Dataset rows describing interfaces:

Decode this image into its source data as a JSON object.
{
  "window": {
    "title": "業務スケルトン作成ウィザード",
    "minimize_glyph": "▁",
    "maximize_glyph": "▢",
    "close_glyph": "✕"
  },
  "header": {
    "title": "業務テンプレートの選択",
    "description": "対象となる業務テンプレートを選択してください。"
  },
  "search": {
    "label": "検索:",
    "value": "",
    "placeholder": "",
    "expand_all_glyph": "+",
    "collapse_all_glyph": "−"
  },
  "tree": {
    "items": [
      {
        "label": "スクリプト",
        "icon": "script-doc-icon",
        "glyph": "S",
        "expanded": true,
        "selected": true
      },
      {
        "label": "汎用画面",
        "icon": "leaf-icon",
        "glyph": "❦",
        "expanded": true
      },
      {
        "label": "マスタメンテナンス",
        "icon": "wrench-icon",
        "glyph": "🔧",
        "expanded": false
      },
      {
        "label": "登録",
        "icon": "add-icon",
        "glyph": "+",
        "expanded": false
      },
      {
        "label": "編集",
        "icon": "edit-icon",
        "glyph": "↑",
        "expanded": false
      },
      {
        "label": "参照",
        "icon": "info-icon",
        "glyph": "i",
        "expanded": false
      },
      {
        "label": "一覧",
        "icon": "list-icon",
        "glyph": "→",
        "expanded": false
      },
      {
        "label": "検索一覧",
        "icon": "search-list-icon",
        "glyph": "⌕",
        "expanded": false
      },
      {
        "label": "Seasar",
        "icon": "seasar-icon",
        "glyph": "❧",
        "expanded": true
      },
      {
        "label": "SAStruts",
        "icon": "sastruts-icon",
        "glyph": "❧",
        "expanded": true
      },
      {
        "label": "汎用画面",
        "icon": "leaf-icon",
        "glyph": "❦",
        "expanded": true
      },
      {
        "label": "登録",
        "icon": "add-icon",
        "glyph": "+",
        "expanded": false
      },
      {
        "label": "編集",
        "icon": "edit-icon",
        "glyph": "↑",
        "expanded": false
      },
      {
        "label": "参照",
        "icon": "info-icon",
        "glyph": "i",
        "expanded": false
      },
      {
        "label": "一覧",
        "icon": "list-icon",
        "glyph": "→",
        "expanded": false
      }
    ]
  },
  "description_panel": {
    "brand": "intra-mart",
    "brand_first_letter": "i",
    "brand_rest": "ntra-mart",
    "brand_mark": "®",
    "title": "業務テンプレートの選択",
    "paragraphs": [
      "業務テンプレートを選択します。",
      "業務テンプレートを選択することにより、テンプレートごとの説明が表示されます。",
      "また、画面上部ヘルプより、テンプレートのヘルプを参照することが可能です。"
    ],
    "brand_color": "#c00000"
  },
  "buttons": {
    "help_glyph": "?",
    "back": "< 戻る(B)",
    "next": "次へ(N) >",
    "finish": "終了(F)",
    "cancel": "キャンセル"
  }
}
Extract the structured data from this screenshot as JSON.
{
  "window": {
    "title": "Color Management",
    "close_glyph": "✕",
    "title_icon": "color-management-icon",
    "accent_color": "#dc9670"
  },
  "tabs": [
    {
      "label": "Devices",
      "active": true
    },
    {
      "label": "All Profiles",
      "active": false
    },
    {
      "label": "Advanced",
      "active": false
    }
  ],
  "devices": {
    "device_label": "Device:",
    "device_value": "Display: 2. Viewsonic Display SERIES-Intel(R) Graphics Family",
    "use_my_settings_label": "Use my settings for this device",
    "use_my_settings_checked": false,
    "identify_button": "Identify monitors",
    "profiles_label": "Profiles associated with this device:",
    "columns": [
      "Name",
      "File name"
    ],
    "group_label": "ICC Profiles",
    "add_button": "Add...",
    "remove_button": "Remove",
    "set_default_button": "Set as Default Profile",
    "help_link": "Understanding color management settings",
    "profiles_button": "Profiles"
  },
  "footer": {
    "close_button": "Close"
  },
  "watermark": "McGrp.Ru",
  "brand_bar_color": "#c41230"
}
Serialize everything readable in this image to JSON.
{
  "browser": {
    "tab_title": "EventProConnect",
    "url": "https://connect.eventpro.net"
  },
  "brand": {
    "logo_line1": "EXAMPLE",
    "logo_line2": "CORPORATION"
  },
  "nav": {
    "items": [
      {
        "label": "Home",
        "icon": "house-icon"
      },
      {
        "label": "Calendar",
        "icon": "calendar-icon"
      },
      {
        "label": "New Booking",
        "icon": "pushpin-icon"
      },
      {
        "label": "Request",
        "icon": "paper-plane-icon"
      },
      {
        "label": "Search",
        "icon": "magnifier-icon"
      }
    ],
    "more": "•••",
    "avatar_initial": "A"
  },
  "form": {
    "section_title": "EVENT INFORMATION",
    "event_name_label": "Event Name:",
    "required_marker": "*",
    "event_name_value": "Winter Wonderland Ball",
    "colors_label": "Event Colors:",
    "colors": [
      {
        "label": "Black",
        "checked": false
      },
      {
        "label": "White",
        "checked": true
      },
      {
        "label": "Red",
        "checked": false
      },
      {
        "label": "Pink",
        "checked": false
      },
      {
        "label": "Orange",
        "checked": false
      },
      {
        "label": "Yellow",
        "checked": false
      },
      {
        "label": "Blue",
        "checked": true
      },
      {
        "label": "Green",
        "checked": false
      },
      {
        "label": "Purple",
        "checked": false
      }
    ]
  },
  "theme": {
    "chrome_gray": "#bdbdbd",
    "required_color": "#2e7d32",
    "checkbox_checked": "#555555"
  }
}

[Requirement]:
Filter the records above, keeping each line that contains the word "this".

[Exercise answer]:
Decode this image into its source data as a JSON object.
Extract the structured data from this screenshot as JSON.
    "use_my_settings_label": "Use my settings for this device",
    "profiles_label": "Profiles associated with this device:",
Serialize everything readable in this image to JSON.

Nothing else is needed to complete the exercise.